U.S. Code of Federal Regulations
Regulations most recently checked for updates: Jan 19, 2021
(a) Decision fully favorable. If the evidence in the administrative record supports a finding fully in favor of the appellant(s) on every issue and no other party to the appeal is liable for claims at issue, an ALJ or attorney adjudicator may issue a decision without giving the parties prior notice and without an ALJ conducting a hearing, unless CMS or a contractor has elected to be a party to the hearing in accordance with § 405.1012. The notice of the decision informs the parties that they have the right to a hearing and a right to examine the evidence on which the decision is based.
(b) Parties do not wish to appear. (1) An ALJ or attorney adjudicator may decide a case on the record and without an ALJ conducting a hearing if -
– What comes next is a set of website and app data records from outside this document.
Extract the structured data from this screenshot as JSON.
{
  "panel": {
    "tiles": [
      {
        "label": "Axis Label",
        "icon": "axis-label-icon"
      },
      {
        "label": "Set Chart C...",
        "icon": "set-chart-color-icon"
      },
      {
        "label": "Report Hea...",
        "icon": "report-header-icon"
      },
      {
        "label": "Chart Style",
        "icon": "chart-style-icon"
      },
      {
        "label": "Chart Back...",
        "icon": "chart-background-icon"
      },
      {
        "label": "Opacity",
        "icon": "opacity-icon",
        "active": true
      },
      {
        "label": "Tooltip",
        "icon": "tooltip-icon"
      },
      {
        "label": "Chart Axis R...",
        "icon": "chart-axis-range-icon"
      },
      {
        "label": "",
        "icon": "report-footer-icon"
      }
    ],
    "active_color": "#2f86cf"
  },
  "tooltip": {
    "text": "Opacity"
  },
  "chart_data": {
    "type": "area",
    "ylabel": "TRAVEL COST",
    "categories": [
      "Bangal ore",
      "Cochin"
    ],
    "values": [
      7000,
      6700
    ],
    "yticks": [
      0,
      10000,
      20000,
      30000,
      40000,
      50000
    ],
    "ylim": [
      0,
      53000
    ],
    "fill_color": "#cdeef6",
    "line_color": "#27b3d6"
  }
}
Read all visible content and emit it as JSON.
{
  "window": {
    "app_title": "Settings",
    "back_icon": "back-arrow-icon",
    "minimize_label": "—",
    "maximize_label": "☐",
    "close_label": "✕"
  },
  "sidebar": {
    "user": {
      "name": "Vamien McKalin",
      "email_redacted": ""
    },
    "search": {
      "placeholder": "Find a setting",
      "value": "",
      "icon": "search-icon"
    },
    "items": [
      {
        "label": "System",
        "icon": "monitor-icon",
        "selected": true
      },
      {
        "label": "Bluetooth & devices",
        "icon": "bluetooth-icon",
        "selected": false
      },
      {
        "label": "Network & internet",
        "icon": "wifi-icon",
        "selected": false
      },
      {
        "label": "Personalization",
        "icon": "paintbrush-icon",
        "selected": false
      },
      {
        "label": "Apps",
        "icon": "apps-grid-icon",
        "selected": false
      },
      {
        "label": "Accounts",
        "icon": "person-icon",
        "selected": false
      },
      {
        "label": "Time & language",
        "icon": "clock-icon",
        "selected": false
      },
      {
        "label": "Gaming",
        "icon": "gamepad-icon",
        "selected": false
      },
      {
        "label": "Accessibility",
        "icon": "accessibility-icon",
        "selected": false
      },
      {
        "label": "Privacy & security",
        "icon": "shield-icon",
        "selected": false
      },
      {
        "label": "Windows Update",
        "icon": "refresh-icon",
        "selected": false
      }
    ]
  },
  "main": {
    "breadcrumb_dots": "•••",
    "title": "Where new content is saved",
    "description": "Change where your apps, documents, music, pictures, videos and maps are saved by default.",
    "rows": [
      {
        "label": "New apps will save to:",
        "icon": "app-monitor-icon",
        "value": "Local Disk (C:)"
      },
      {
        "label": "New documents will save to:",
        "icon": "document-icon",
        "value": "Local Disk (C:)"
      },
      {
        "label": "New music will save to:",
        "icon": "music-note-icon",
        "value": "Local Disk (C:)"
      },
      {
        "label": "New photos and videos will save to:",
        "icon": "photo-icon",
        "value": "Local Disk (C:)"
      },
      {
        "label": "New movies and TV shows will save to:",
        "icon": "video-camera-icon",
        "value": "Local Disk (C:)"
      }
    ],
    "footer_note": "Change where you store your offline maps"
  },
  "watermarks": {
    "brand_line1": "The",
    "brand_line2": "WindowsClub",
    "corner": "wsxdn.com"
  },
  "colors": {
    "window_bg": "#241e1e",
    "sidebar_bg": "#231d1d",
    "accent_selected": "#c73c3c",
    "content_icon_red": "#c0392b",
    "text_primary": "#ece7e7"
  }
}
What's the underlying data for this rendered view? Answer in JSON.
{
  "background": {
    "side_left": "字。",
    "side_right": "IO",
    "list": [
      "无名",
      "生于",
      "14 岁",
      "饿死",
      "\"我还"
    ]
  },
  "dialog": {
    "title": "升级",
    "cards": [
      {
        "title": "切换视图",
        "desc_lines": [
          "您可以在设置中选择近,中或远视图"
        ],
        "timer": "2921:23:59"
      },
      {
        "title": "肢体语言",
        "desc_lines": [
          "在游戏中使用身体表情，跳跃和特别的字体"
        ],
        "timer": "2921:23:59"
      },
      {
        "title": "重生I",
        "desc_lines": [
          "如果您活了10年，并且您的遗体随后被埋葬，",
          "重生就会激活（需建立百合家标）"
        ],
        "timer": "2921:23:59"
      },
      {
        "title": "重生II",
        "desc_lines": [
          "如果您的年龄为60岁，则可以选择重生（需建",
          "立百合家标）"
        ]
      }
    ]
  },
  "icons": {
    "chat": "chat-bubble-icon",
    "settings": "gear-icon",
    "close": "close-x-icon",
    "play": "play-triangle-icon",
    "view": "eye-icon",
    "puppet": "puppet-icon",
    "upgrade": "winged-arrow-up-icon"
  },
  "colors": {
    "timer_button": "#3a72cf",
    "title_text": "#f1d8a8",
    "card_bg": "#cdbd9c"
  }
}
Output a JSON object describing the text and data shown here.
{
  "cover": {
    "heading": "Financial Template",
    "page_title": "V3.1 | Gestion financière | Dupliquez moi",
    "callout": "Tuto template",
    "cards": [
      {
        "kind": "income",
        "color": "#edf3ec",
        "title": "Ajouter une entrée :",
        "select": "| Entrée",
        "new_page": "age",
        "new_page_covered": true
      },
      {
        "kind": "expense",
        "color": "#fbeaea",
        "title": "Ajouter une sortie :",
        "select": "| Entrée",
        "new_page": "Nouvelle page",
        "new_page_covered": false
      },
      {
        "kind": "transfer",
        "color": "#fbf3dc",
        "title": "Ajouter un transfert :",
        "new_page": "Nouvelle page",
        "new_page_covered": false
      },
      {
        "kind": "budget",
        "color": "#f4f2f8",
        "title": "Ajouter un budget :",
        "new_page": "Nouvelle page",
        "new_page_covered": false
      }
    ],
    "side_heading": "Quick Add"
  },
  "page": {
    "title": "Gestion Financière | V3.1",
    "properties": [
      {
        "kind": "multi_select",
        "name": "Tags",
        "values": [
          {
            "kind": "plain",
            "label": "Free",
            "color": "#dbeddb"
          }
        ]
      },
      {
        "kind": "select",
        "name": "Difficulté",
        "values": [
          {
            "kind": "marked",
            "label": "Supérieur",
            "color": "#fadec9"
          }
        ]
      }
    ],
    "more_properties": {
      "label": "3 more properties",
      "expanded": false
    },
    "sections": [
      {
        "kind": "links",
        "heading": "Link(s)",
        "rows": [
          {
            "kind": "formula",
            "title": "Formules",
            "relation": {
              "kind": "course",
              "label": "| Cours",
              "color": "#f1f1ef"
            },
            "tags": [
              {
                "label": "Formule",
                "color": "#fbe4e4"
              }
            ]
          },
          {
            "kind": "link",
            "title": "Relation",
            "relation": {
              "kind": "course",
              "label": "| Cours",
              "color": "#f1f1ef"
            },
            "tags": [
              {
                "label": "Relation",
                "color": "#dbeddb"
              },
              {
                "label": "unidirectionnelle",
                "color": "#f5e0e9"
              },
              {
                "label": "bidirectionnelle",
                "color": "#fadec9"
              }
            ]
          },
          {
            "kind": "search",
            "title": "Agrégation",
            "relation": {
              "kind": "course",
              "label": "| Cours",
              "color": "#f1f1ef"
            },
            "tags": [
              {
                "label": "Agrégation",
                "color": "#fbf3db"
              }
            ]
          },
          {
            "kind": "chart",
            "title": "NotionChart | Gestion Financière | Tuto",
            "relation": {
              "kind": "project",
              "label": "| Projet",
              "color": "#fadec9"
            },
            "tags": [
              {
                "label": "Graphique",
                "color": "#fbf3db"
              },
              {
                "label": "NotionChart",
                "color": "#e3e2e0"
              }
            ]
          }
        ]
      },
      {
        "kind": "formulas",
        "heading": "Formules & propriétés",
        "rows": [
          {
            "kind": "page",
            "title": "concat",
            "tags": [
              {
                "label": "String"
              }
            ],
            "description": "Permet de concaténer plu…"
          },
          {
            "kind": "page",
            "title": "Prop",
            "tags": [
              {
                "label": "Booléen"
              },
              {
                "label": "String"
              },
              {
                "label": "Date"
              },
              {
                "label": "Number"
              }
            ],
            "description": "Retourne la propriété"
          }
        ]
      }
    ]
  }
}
(i) All the parties who would be sent a notice of hearing in accordance with § 405.1020(c) indicate in writing that they do not wish to appear before an ALJ at a hearing, including a hearing conducted by telephone or video-teleconferencing, if available; or
(ii) The appellant lives outside the United States and does not inform OMHA that he or she wants to appear at a hearing before an ALJ, and there are no other parties who would be sent a notice of hearing in accordance with § 405.1020(c) and who wish to appear.
(2) When a hearing is not held, the decision of the ALJ or attorney adjudicator must refer to the evidence in the record on which the decision was based.
(c) Stipulated decision. If CMS or one of its contractors submits a written statement or makes an oral statement at a hearing indicating the item or service should be covered or payment may be made, and the written or oral statement agrees to the amount of payment the parties believe should be made if the amount of payment is an issue before the ALJ or attorney adjudicator, an ALJ or attorney adjudicator may issue a stipulated decision finding in favor of the appellant or other liable parties on the basis of the statement, and without making findings of fact, conclusions of law, or further explaining the reasons for the decision.